*** Block opens ***

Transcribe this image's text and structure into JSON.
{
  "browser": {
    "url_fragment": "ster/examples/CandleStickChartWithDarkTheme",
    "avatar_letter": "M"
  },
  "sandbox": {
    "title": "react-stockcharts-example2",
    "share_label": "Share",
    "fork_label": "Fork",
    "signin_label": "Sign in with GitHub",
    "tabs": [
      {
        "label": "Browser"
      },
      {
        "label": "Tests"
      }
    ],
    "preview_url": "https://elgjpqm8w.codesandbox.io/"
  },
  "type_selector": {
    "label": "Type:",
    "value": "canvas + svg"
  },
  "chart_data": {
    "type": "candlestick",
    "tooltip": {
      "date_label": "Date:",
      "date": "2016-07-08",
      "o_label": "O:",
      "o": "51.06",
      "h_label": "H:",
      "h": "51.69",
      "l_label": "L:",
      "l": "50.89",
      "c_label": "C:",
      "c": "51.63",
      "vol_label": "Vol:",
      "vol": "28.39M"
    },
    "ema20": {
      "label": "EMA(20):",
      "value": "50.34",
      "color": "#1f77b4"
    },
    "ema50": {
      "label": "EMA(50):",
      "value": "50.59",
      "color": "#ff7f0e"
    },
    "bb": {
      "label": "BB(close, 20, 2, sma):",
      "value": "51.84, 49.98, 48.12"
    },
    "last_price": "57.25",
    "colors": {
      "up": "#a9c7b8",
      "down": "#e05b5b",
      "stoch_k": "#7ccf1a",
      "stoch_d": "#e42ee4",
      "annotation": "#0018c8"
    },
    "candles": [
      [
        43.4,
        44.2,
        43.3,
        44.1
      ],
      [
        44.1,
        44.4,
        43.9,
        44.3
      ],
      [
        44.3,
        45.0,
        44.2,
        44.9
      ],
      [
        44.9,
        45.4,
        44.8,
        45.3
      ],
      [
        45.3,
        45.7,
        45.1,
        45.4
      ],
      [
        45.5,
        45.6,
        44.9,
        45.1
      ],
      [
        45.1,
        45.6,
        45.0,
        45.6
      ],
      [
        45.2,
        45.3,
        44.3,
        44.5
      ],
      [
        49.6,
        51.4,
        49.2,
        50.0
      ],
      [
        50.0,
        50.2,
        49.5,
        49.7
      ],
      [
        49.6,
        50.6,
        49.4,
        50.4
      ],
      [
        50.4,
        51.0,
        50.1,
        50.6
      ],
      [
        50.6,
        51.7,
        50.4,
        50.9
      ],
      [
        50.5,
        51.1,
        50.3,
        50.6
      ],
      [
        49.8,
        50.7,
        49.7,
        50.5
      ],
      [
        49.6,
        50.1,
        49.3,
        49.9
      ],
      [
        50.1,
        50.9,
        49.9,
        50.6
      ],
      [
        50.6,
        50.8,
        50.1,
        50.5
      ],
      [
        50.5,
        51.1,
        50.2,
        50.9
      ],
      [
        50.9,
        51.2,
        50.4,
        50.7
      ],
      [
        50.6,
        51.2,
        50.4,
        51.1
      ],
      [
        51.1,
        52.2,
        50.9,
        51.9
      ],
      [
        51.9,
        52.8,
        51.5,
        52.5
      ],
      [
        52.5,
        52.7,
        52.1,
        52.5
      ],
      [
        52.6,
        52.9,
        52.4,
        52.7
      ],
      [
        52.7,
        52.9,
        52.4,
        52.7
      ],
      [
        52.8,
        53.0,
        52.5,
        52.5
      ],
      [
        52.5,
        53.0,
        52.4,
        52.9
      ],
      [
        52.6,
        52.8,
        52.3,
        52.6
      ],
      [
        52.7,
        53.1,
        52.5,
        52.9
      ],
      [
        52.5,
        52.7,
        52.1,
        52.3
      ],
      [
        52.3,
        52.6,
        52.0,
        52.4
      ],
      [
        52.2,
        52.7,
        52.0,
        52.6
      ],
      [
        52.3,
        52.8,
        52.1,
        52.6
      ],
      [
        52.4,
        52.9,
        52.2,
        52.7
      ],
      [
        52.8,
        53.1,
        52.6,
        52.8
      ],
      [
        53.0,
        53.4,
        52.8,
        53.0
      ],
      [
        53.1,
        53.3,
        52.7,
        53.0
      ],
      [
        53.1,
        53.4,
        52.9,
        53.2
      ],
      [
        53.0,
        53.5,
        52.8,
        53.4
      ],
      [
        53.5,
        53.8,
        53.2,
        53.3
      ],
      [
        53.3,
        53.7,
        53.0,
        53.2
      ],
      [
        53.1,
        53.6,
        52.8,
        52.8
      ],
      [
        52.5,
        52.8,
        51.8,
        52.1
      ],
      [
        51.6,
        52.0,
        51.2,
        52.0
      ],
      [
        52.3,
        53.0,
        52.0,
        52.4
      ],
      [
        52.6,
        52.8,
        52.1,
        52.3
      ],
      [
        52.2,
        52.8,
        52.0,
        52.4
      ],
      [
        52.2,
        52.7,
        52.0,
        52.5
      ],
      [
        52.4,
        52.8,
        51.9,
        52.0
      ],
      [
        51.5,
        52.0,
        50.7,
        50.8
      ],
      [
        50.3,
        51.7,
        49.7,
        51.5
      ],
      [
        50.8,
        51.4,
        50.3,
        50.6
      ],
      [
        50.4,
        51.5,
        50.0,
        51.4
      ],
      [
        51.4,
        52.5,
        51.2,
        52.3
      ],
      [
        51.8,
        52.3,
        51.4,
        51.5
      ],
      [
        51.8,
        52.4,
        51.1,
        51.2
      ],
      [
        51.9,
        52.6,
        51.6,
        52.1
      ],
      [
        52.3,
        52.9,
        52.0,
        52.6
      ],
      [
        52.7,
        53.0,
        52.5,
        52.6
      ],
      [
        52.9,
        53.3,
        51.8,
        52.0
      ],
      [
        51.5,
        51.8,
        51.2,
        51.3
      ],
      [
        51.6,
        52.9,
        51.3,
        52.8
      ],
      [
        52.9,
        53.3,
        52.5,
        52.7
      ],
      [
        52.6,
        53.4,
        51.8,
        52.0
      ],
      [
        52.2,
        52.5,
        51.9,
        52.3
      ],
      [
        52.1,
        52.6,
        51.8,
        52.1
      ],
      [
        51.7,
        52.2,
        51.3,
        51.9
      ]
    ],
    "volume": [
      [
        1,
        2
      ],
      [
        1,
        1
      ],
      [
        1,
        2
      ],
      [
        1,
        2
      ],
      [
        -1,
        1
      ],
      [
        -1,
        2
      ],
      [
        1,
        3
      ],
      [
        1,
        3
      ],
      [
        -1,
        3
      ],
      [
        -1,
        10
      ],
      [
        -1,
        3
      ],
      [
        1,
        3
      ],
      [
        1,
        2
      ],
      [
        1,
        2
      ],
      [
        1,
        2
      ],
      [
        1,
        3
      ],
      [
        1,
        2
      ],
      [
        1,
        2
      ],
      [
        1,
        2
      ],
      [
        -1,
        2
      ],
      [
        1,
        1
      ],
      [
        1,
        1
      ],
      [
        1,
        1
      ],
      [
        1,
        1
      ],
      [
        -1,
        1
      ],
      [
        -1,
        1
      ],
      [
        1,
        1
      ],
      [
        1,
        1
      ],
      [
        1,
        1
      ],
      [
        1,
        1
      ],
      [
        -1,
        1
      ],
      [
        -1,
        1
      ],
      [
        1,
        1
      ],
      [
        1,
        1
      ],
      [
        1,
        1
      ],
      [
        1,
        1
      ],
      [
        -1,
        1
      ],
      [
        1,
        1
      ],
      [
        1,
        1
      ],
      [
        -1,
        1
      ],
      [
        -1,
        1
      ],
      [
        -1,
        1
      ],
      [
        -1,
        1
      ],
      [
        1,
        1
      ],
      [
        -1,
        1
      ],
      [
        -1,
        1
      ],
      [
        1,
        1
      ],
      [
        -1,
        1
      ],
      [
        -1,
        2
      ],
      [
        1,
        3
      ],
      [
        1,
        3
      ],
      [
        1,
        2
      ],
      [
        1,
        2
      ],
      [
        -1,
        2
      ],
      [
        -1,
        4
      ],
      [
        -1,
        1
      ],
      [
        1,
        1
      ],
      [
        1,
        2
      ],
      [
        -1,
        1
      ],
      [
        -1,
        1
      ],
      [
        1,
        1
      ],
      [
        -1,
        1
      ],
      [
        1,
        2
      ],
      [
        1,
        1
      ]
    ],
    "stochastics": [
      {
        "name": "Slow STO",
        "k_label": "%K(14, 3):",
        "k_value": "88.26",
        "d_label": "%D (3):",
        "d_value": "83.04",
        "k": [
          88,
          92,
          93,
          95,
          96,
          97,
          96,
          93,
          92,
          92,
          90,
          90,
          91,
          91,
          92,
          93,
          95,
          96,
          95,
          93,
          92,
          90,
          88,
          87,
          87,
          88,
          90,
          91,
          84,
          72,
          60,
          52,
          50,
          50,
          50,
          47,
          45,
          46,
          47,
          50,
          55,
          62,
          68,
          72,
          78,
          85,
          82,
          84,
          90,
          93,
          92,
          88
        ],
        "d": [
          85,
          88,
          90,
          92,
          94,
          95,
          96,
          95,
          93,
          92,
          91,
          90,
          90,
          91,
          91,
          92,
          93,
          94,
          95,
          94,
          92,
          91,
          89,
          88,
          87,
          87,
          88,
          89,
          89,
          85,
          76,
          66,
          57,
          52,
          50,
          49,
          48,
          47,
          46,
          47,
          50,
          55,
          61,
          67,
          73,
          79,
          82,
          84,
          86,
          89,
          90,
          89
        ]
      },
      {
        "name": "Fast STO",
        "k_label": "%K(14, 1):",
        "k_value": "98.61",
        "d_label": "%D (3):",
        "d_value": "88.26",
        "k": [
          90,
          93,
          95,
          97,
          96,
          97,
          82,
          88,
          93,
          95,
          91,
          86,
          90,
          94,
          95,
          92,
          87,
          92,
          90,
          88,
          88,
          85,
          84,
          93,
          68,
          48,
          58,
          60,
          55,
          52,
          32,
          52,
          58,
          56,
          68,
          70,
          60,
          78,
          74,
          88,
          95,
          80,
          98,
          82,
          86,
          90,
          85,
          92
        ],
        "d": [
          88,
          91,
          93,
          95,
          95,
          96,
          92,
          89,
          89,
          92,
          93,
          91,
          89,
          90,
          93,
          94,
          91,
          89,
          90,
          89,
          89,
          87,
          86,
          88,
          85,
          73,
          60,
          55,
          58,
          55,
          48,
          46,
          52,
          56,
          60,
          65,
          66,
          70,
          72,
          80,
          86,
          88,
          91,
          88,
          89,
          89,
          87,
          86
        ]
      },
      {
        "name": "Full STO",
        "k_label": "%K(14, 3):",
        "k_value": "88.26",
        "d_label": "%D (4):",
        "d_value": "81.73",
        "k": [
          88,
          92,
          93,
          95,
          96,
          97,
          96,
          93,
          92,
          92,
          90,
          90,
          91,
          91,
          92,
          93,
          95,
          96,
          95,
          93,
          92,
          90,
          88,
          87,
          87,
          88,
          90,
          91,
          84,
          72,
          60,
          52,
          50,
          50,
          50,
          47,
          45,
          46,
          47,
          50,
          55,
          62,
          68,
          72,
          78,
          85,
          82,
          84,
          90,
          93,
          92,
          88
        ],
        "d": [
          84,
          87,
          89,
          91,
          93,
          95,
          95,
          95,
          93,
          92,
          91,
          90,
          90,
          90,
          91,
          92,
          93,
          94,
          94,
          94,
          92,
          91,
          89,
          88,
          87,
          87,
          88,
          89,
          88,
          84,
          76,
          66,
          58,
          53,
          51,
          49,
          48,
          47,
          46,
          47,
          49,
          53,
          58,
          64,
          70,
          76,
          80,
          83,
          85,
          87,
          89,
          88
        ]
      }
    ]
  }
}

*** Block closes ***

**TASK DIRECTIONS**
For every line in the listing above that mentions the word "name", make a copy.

**REPLY**
        "name": "Slow STO",
        "name": "Fast STO",
        "name": "Full STO",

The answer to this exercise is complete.